== Source material ==

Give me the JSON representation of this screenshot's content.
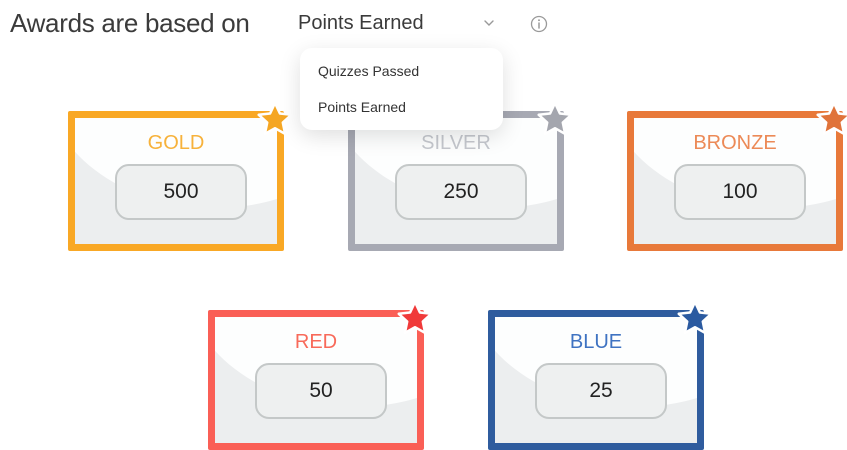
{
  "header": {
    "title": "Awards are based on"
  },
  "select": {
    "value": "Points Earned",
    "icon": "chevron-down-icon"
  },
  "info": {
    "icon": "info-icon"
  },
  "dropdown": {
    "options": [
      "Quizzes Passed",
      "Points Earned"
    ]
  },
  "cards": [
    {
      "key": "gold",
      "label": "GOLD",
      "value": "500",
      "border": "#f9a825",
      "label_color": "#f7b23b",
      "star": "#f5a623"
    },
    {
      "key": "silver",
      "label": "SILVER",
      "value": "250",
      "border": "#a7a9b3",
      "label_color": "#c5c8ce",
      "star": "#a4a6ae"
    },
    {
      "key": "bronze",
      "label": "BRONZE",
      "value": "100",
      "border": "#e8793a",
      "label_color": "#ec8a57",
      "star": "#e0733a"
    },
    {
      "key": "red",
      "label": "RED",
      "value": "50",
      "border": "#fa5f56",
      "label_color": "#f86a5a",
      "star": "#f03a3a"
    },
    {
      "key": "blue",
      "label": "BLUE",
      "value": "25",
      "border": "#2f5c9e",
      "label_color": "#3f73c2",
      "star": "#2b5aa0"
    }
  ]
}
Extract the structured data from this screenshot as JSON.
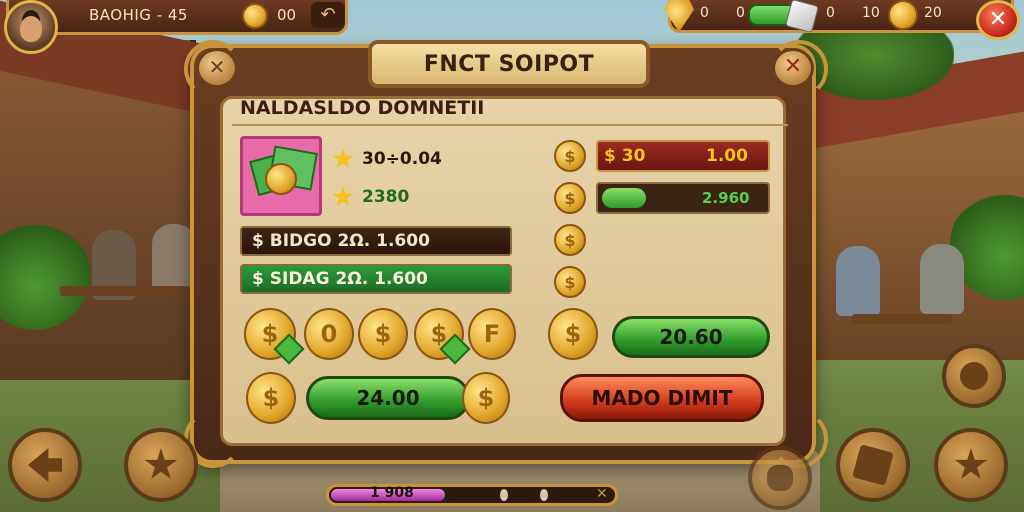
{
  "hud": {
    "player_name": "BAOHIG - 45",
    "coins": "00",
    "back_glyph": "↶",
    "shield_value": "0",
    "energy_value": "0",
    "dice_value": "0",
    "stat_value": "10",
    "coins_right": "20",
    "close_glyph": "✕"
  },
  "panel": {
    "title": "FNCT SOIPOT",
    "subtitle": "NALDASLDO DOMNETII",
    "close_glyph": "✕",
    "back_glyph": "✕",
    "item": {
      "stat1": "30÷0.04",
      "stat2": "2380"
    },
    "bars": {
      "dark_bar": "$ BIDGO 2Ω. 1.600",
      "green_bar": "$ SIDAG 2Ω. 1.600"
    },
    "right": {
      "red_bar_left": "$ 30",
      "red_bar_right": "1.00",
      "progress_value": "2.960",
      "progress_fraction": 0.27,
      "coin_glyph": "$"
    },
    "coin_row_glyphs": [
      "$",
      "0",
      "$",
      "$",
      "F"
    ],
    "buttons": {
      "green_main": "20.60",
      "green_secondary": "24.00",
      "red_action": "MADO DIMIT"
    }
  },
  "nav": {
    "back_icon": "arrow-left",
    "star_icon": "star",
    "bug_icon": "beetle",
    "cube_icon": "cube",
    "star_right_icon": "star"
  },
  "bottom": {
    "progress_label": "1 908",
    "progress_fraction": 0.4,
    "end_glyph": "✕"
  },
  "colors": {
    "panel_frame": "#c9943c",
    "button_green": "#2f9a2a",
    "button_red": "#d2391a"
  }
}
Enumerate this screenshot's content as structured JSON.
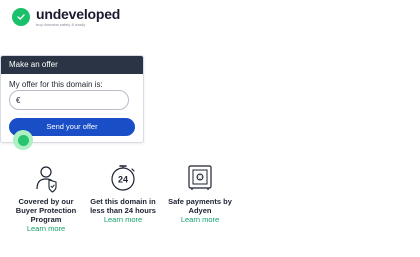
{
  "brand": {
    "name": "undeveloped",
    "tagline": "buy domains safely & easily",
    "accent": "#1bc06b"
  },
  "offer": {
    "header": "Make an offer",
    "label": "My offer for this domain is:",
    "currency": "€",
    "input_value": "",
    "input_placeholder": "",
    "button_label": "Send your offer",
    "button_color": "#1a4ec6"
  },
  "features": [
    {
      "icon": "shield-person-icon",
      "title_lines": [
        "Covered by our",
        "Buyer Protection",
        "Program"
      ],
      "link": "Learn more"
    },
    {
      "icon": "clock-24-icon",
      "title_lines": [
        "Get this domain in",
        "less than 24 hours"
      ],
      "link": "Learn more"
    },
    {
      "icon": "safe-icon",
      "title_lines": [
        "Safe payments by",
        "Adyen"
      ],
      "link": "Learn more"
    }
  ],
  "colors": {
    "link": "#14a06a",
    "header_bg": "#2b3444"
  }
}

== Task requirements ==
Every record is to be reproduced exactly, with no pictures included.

== Answer to the exercise ==
Give me the JSON representation of this screenshot's content.
{
  "header": {
    "title": "Awards are based on"
  },
  "select": {
    "value": "Points Earned",
    "icon": "chevron-down-icon"
  },
  "info": {
    "icon": "info-icon"
  },
  "dropdown": {
    "options": [
      "Quizzes Passed",
      "Points Earned"
    ]
  },
  "cards": [
    {
      "key": "gold",
      "label": "GOLD",
      "value": "500",
      "border": "#f9a825",
      "label_color": "#f7b23b",
      "star": "#f5a623"
    },
    {
      "key": "silver",
      "label": "SILVER",
      "value": "250",
      "border": "#a7a9b3",
      "label_color": "#c5c8ce",
      "star": "#a4a6ae"
    },
    {
      "key": "bronze",
      "label": "BRONZE",
      "value": "100",
      "border": "#e8793a",
      "label_color": "#ec8a57",
      "star": "#e0733a"
    },
    {
      "key": "red",
      "label": "RED",
      "value": "50",
      "border": "#fa5f56",
      "label_color": "#f86a5a",
      "star": "#f03a3a"
    },
    {
      "key": "blue",
      "label": "BLUE",
      "value": "25",
      "border": "#2f5c9e",
      "label_color": "#3f73c2",
      "star": "#2b5aa0"
    }
  ]
}
Extract the structured data from this screenshot as JSON.
{
  "hud": {
    "player_name": "BAOHIG - 45",
    "coins": "00",
    "back_glyph": "↶",
    "shield_value": "0",
    "energy_value": "0",
    "dice_value": "0",
    "stat_value": "10",
    "coins_right": "20",
    "close_glyph": "✕"
  },
  "panel": {
    "title": "FNCT SOIPOT",
    "subtitle": "NALDASLDO DOMNETII",
    "close_glyph": "✕",
    "back_glyph": "✕",
    "item": {
      "stat1": "30÷0.04",
      "stat2": "2380"
    },
    "bars": {
      "dark_bar": "$ BIDGO 2Ω. 1.600",
      "green_bar": "$ SIDAG 2Ω. 1.600"
    },
    "right": {
      "red_bar_left": "$ 30",
      "red_bar_right": "1.00",
      "progress_value": "2.960",
      "progress_fraction": 0.27,
      "coin_glyph": "$"
    },
    "coin_row_glyphs": [
      "$",
      "0",
      "$",
      "$",
      "F"
    ],
    "buttons": {
      "green_main": "20.60",
      "green_secondary": "24.00",
      "red_action": "MADO DIMIT"
    }
  },
  "nav": {
    "back_icon": "arrow-left",
    "star_icon": "star",
    "bug_icon": "beetle",
    "cube_icon": "cube",
    "star_right_icon": "star"
  },
  "bottom": {
    "progress_label": "1 908",
    "progress_fraction": 0.4,
    "end_glyph": "✕"
  },
  "colors": {
    "panel_frame": "#c9943c",
    "button_green": "#2f9a2a",
    "button_red": "#d2391a"
  }
}
Enumerate this screenshot's content as structured JSON.
{
  "brand": {
    "name": "undeveloped",
    "tagline": "buy domains safely & easily",
    "accent": "#1bc06b"
  },
  "offer": {
    "header": "Make an offer",
    "label": "My offer for this domain is:",
    "currency": "€",
    "input_value": "",
    "input_placeholder": "",
    "button_label": "Send your offer",
    "button_color": "#1a4ec6"
  },
  "features": [
    {
      "icon": "shield-person-icon",
      "title_lines": [
        "Covered by our",
        "Buyer Protection",
        "Program"
      ],
      "link": "Learn more"
    },
    {
      "icon": "clock-24-icon",
      "title_lines": [
        "Get this domain in",
        "less than 24 hours"
      ],
      "link": "Learn more"
    },
    {
      "icon": "safe-icon",
      "title_lines": [
        "Safe payments by",
        "Adyen"
      ],
      "link": "Learn more"
    }
  ],
  "colors": {
    "link": "#14a06a",
    "header_bg": "#2b3444"
  }
}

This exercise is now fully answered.